In October 1899 Mrs Elizabeth Evans of the Royal Oak Inn, Abertillery applied for a provisional full license for the proposed new Brynteg Hotel (this may have been the proposed premises later built as the Highbury House the Highbury Club) Mrs Elizabeth Evans owned the land that Mr Harry Campion later purchased and constructed the Highbury House in 1909 which later became the Highbury Club.
In 1901 census Mrs Elizabeth Evans was still the licensed victualler at the Royal Oak Inn, Abertillery. Mrs Evans son Henry J. Evans was the barman. Most of her family with still living at home including Mr Robert Perry Evans. Mr Frederick Thomas Evans. Mrs Frances Watkins (daughter) and Mr Rees Watkins (son-in-law) with their son Master Arthur J. Watkins, born 1901, Mr Watkins was an insurance agent and Master Francis Perry Evans.
Mr James Henry Evans.
In the early 1900’s Mr Henry James Evans, son of Francis and Elizabeth Evans, and his wife Martha Evans, born at Coleford, Gloucester were the landlord and landlady at the Royal Oak Inn, Abertillery.
The Death of Mrs Elizabeth Evans.
After Mrs Elizabeth Evans had left the Royal Oak Inn, Abertillery seh resided at the Grove, Brynteg, Blaenau Gwent. She sadly passed away in January 1903 and was buried at Blaenau Gwent Baptist Church.
Mr Henry James Evans and the Pioneer Hotel, Glandwr Street.
In February 1904 Mr Henry J. Evans applied to transfer his license from the Royal Oak Inn to a new hotel that was planned to be built at Glandwr Street, Abertillery. This new hotel was to be called the Pioneer Hotel. The application was not granted and the construction of the Pioneer Hotel did not go ahead.
In February 1907 a skittle match took place at the Rolling Mill, Blaina, between the Blaina Rolling Mill and the Royal Oak Inn, Abertillery. Names of the Royal Oak team members were as follows – Mr T. Jones; Mr T. Churchill; Mr J. Talbot; Mr G. Harding; Mr W. Randell; Mr G. White; Mr T. Shellard; Mr G. James; Mr T. Lukins; Mr F. Pothecary; Mr A. Pratton and Mr J. Evans: The score was Blaina 317 points and the Royal Oak Inn 324 points.
In the 1920’s Mrs Ashley was landlady of the Royal Oak Inn, Abertillery with Mr William Ashley and Lily May Salisbury.

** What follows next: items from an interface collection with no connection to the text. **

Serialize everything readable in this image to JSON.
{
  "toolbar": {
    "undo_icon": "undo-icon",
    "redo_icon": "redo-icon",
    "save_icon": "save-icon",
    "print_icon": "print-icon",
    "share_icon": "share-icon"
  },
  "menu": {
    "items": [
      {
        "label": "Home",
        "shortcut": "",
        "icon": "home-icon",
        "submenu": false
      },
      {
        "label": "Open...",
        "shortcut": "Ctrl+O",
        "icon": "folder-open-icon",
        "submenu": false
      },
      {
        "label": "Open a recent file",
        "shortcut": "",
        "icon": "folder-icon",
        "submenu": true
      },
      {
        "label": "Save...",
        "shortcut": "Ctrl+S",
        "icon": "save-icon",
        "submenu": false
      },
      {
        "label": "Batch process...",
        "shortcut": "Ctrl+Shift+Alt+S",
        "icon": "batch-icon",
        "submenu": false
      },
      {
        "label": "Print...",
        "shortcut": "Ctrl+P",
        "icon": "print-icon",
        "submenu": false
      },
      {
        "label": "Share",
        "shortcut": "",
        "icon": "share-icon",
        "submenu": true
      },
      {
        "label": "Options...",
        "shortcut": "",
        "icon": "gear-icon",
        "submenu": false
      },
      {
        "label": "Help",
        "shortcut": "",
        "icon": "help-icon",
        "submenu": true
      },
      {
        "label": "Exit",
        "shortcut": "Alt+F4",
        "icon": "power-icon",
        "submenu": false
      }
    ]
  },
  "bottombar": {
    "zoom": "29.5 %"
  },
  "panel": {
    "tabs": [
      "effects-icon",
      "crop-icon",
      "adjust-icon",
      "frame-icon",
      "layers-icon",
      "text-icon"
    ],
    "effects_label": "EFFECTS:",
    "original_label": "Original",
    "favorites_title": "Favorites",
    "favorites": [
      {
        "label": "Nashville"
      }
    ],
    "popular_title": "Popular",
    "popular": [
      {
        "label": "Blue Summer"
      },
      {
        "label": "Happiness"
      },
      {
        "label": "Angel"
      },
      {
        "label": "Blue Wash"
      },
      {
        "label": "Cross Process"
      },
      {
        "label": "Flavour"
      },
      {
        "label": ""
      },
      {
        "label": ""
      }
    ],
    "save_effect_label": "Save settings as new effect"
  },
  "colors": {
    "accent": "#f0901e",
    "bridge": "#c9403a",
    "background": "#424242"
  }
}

On 26th May 1926 an agreement was entered into between the Abertillery Urban District Council and Messrs Webb’s of Aberbeeg for the lease of 3 dwelling houses situated on the Bush Hill adjoining the Royal Oak Inn for the sum of £40 per annum over the period of 14 years.
Mr George Salisbury.
In 1936 Mr William George Salisbury was the landlord at the Royal Oak Inn.
A list of Landlords and Landladies.
Full list of Landlords 1856 – 1990’s were as follows –
Mr Thomas Cardy (1856)
Mrs Ann Cardy (1859)
Mr Joseph Winmill (1862 – 1868)
Mr Walter Lewis (1871)
Mr William Edwards (1874 – 1876)
Mr Francis Perry Evans (1878 – 1889)
Mrs Elizabeth Evans (1895 – 1901)
Mr Henry James Evans (1905 – 1915)
Mr William Ashley (1920)
Mrs Sarah Ann Ashley (1922 – 1935)
Mr William George Salisbury (1936 – 1938)
Mr Thomas S Adams (1945 – 1950)
Mr Gwyn & Mr Doris Adams (1951 – 1955)
Mr Leonard J Smith (1956 – 1963)
Mrs Florence M Smith (1964 – 1967)
Mr Raymond Tiley (1968 – 1970)
Mr Frank Jones (1971)
Mr David Watkins (1972 – 1974)
Mr Eric Watkins (1978 – 1980)
Blaenau Gwent Rugby Club Committee (1980 – 1990s).
The information on the later landlords was kindly supplied courtesy of Mr Bryan Boots.
The Later Years.
The Royal Oak was reportedly closed in January 1971. It was later leased by Mr Eric Watkins and was a Second Hand, Antique Shop, it later became a restaurant though closed and was returned to a club and became the home of the Blaenau Gwent Rugby Football Club and became known as the Blaenau Gwent Rugby Club, R.F.C. The premises closed again in the 1990’s and never re-opened, it was demolished along with the adjoining Carmel Chapel in 2015 and the site is now a car park.